■ **What you will do**
Search the data for the word "JSON" and copy out every line that has it.

■ **Input for this task**
▬▬▬
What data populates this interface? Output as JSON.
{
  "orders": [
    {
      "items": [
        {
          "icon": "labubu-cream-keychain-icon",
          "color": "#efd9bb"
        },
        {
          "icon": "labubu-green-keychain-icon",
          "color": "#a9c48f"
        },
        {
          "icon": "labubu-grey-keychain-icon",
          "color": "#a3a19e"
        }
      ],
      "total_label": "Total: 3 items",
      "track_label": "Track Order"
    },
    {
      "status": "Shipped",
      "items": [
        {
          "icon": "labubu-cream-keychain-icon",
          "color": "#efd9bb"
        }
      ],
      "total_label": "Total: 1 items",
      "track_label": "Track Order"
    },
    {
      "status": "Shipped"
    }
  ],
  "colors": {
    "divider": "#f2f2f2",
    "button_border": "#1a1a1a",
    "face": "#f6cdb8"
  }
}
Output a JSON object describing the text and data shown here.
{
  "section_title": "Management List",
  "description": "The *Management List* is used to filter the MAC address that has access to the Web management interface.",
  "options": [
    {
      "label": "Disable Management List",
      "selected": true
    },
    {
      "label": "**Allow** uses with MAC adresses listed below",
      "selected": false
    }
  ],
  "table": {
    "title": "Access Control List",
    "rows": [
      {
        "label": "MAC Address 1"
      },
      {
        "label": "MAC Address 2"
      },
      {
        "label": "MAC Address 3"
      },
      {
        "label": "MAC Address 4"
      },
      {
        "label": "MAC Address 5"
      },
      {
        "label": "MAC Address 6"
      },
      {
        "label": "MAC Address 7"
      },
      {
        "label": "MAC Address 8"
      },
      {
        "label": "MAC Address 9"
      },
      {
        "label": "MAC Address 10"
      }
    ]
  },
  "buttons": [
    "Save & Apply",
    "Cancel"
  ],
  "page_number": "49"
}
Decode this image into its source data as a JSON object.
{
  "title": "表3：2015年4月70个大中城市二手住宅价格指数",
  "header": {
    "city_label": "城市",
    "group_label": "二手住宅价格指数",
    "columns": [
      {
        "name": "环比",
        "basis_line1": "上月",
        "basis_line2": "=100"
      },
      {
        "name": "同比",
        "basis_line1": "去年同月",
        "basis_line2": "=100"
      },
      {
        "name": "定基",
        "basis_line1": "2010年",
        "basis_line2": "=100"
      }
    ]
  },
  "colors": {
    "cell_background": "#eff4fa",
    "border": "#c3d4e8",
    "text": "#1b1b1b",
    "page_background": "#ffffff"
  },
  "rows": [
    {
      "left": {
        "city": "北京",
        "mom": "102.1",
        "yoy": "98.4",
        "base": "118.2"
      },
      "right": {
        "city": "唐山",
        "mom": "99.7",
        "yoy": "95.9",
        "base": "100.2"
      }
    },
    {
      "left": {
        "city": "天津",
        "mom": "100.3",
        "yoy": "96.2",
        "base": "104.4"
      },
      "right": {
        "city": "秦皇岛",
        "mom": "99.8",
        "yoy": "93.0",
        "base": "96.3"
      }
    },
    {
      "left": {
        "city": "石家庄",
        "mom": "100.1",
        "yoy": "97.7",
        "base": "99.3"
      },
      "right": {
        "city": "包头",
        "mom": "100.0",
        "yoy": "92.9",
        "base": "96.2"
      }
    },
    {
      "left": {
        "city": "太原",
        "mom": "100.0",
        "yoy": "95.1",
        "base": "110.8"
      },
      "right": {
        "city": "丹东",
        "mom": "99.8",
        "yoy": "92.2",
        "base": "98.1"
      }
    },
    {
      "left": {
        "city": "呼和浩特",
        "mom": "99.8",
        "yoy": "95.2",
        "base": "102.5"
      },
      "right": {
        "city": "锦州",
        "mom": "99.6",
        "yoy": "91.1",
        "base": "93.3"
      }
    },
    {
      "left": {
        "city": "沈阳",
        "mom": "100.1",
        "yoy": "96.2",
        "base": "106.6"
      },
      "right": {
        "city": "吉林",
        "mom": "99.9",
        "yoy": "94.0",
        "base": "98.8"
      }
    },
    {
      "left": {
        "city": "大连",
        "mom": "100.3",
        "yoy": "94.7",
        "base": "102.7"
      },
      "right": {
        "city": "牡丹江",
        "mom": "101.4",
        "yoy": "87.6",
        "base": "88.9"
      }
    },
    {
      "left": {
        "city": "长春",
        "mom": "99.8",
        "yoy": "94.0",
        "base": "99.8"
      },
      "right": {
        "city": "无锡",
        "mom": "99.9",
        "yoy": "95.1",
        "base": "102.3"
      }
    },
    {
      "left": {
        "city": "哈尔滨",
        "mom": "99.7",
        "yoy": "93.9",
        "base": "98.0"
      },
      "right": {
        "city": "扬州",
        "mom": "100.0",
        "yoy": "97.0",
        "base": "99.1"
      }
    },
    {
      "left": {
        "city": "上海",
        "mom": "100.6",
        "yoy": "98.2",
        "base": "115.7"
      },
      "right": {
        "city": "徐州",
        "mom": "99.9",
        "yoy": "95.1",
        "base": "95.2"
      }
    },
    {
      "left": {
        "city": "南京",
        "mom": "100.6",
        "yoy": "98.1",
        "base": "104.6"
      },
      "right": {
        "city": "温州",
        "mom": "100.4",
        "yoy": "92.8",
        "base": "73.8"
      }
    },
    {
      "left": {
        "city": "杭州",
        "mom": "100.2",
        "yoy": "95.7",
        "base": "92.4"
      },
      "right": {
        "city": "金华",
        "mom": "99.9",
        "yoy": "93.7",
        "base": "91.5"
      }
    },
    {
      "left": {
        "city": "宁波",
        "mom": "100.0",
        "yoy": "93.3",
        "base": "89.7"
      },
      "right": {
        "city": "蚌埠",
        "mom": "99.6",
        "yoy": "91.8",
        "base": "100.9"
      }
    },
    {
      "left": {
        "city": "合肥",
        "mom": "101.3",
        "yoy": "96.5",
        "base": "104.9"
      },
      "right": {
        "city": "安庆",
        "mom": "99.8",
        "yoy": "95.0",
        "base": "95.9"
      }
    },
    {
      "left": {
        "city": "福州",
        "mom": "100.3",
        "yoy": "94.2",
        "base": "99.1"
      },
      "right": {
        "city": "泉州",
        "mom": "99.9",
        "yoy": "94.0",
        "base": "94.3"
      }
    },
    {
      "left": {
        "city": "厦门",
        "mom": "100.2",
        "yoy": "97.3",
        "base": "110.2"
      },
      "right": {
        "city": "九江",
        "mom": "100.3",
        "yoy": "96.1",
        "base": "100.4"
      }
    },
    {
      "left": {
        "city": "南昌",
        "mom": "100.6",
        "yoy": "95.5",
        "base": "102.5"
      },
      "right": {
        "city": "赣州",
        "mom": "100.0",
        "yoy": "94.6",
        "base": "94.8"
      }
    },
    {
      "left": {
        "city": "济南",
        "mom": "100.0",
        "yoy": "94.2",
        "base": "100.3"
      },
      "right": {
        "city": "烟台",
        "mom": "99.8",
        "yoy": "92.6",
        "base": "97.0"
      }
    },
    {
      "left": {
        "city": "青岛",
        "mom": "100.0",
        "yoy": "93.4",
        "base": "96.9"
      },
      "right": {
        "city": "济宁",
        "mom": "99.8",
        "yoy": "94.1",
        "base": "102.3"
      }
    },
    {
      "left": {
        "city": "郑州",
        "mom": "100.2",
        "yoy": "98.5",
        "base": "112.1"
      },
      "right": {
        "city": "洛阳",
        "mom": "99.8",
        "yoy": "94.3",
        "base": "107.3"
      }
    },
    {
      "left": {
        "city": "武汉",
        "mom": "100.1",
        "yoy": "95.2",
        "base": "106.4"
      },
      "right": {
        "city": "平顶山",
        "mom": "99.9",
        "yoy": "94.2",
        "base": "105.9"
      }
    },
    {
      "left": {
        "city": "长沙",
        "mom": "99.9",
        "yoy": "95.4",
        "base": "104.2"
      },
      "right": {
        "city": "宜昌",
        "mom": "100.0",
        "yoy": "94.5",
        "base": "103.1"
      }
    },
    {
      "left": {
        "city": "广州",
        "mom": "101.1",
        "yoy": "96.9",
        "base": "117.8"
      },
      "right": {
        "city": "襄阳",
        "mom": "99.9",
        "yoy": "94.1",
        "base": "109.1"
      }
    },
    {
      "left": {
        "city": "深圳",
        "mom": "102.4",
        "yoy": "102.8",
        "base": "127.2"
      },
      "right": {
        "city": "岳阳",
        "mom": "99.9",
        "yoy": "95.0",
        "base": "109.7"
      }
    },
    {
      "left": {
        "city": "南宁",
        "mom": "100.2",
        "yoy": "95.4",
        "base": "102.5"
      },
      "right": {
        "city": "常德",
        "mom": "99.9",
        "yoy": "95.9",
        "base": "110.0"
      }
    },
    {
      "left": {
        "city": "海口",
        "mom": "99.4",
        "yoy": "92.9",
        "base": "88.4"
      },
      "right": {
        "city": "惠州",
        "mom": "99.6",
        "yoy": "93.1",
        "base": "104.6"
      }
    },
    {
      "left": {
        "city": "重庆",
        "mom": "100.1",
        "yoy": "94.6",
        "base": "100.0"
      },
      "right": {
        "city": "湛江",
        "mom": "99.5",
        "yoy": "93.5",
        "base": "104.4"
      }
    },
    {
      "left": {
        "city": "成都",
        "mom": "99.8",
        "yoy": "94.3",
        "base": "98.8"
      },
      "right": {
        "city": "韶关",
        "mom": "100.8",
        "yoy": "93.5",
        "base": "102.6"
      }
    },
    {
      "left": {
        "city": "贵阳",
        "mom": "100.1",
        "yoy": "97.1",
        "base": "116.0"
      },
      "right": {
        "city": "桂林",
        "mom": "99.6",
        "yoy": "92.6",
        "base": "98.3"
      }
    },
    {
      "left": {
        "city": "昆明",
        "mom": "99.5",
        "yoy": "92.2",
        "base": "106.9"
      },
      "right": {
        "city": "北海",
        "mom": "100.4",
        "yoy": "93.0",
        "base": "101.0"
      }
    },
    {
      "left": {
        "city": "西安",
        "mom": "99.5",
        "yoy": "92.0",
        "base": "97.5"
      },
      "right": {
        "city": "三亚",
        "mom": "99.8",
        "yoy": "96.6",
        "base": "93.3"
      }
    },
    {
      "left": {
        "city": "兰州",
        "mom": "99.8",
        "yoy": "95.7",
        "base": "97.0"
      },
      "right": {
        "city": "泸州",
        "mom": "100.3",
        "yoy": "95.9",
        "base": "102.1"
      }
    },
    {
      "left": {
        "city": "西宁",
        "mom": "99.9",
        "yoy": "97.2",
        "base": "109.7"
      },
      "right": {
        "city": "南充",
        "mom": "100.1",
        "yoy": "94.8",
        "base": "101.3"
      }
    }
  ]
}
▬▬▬
■ **Answer space**
What data populates this interface? Output as JSON.
Output a JSON object describing the text and data shown here.
Decode this image into its source data as a JSON object.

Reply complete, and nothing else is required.